Amman stock exchange feels brunt of regional tensions
Amman - With regional tension shaking investor confidence and eating away at its foundation, the Amman Stock Exchange (ASE) has taken a beating and is looking for ways to keep afloat.
On June 17th, the Jordanian cabinet approved in principle ASE’s transformation into a public shareholding company, a move expected to provide business flexibility and assist it to diversify services and products. ASE’s competence, liquidity and capacity to attract investments are also expected to be enhanced.
“This approval is very important because it reflects the support and commitment of the cabinet and lower house of parliament to develop the ASE in line with international standards,” said ASE Chief Executive Officer Nader Azar.
The next step is for parliament to amend a 2002 securities law, which will “pave the way to transform the ASE into a for-profit shareholding company”, Azar said.
“The ASE is dedicated to its demutualisation into a for-profit public shareholding company totally owned by the government as a first step.”
“After completing the transformation process, the ASE has the choice to go public through an IPO at a later stage,” Azar said, referring to initial public offering, a term referring to the first sale of stock by privately owned companies.
Commonly known as the Bourse, ASE was established in 1999 as a non-profit institution with administrative and financial autonomy. However, ASE trading has been sluggish as cash-strapped Jordan tried to surmount several major blows, including the 2007-08 global financial crisis, the 2011 “Arab spring” revolutions and the civil war in Syria, which cost Jordan an important trade partner.
The regional upheavals led to Egypt cutting off cheap gas supplies, hiking Jordan’s fuel bill, putting tourism — a hard currency earner — at a virtual standstill and an influx of about 1.5 million Syrian refugees, who overwhelmed the country’s meagre resources.
Subsequently, the government reported a record budget deficit of $30 billion, 72% of gross domestic product. That sent the cabinet of Prime Minister Abdullah Ensour scurrying for solutions, hastily cutting expenditures and introducing a 10-year economic blueprint, which envisages an open-market economy with a larger role for the private sector to overcome economic challenges.
ASE figures showed the price index closed at 2,137 points on June 24th, a 1.3% decline from the corresponding period in 2014. Trading between January and June reached $1.77 billion, compared with $1.79 billion for the same period of 2014, according to the figures made available to The Arab Weekly.
The number of traded shares reached 1.24 billion compared with 1.27 billion traded during the same period of 2014, a drop of 2.4%. The number of executed transactions reached 433,000 compared with 519,200 for the same period of 2014, a dip of 16.6%.
The ASE market capitalisation reached $25.2 billion by June 24th, a decrease of 1.2% compared to the year 2014 closing.
Currently, ASE is developing a strategic plan for the coming years that will focus on modernising the market up to the international standards, increasing ASE’s competitiveness, enhancing investors’ confidence and raising public awareness, Azar said.

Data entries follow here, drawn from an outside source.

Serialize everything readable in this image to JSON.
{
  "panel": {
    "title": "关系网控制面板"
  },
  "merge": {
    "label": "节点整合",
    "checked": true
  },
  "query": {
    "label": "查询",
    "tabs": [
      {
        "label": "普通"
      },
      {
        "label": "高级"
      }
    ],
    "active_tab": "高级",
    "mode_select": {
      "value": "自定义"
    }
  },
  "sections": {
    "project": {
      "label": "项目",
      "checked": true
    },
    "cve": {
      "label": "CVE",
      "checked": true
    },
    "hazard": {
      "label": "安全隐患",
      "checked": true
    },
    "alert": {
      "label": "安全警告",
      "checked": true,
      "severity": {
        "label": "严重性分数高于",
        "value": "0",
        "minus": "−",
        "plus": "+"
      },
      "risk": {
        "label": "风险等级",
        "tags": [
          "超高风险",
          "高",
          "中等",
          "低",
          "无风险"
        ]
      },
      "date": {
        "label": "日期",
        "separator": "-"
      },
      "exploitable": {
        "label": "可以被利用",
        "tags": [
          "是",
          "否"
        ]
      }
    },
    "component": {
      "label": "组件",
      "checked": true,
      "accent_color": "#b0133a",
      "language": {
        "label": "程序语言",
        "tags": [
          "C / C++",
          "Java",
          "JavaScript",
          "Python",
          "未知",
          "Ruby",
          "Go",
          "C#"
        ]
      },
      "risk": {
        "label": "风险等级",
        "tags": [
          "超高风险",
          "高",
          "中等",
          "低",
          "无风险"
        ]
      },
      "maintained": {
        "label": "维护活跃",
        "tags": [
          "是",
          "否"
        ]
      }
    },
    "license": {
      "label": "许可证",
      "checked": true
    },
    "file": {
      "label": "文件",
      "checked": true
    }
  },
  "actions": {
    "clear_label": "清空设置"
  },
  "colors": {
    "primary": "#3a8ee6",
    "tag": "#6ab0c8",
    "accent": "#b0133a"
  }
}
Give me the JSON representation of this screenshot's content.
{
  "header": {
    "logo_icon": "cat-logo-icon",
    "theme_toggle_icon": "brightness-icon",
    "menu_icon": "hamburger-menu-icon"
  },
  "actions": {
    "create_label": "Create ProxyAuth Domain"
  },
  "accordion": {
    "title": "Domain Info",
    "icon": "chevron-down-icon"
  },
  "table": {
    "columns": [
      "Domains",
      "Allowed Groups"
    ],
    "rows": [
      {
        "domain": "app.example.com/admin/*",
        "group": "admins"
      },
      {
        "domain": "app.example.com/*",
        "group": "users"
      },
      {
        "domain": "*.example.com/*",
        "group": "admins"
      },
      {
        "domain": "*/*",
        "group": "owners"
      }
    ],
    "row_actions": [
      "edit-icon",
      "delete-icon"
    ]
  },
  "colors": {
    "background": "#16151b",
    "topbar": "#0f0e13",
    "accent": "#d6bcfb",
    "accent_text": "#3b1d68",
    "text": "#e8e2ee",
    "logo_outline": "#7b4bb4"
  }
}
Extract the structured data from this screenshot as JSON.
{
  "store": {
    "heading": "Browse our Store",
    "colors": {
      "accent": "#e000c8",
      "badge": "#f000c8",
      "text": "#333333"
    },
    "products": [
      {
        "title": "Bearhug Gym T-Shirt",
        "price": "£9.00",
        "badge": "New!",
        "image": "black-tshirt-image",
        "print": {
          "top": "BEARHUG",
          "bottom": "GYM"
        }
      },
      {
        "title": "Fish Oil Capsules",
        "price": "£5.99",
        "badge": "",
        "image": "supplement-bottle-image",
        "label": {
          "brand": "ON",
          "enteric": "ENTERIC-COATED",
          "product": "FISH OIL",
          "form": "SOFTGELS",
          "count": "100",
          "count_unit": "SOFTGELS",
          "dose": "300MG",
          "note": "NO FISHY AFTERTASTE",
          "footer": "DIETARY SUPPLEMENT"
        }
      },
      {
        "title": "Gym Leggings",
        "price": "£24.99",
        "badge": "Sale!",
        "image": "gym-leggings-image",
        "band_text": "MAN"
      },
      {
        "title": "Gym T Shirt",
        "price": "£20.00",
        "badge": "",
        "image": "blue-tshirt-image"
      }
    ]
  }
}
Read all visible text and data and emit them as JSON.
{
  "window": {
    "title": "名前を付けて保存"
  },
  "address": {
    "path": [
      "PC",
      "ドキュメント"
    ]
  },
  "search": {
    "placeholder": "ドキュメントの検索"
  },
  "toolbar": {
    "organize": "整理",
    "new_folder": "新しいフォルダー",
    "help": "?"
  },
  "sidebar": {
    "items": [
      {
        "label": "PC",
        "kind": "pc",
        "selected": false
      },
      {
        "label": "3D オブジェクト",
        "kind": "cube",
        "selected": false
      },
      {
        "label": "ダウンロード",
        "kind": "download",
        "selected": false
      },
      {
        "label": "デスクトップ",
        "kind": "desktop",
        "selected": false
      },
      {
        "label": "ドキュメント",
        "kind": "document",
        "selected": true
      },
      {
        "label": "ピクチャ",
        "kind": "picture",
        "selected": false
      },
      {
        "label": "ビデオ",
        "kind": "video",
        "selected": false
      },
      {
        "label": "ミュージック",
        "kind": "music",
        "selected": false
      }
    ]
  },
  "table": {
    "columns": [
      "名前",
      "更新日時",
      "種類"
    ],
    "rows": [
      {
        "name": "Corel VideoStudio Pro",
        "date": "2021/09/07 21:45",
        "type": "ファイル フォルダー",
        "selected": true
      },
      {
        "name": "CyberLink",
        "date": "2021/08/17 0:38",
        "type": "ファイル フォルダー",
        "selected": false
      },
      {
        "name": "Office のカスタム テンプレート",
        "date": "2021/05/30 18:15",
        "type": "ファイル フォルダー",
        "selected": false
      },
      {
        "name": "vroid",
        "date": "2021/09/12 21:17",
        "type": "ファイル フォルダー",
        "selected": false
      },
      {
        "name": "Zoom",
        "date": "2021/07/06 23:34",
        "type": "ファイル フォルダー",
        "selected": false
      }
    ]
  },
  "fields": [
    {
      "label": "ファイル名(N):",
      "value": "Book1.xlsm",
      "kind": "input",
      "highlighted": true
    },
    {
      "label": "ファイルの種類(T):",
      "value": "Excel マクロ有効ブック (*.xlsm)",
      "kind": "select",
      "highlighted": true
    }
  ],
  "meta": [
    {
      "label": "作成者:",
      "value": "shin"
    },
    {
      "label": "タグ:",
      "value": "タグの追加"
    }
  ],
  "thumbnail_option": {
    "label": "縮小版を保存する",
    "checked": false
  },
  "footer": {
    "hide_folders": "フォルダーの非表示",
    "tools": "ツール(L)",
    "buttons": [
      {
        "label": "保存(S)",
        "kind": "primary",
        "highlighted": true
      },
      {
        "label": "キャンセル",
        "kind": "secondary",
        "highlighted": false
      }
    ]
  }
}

Calculating a branded index for the ASE, upgrading the ASE classification from “frontier” to “emerging” market, motivating companies to issue bonds and sukuk, or Islamic bonds, establishing special markets for new financial instruments are projected in the ASE’s strategic plan through the year 2018.
“Our plan will boost investor confidence in the ASE and it should have a positive impact on the bourse’s overall performance,” Azar noted.
After the transformation is completed, ASE hopes to develop strategic partnerships, have better access to external and internal capital for infrastructure development and find greater opportunities for growth while seeing an increase in income and profitability.
The total value of shares bought by non-Jordanian investors in 2014 was $510.8 million, which represents 16% of the overall trading volume.
“The foreign investor ownership of stocks has fluctuated, between 46% and 52% in the last several years, proving that they are long-term investments stemming from high-level confidence in the ASE and the investment environment in Jordan,” Azar said.
He said that the ASE is working on facilitating trading and attracting new investors to the market to increase the trading value and volume, to give the market more depth and to restore investor confidence.
“In order to improve the ASE, boosting investors’ confidence in the market is the primary goal the ASE is looking for,” Azar insisted.
“We will focus on organising campaigns to raise public awareness; organising road shows outside Jordan to introduce investment opportunities at the ASE; motivating companies to issue bonds and sukuk; and reducing the trading cost at the market, which is supposed to increase market liquidity,” he explained.
The ASE wants to enhance its experience, partly by setting up a new surveillance system that will enable it to monitor trading in real time basis and provide early warning signs through the use of alerts.
Azar said the project was in conjunction with Muscat Securities Market, Beirut Stock Exchange, Bourse de Tunis and Euronext Group, which owns and operates regulated markets in Belgium, France, the Netherlands, Portugal and the United Kingdom. The project is expected to be operational by the end of 2017, Azar noted.
“The changes and upgrades will have a positive impact on the ASE’s performance, and the country’s economy and should get the stock exchange on a very positive long-term track,” he said.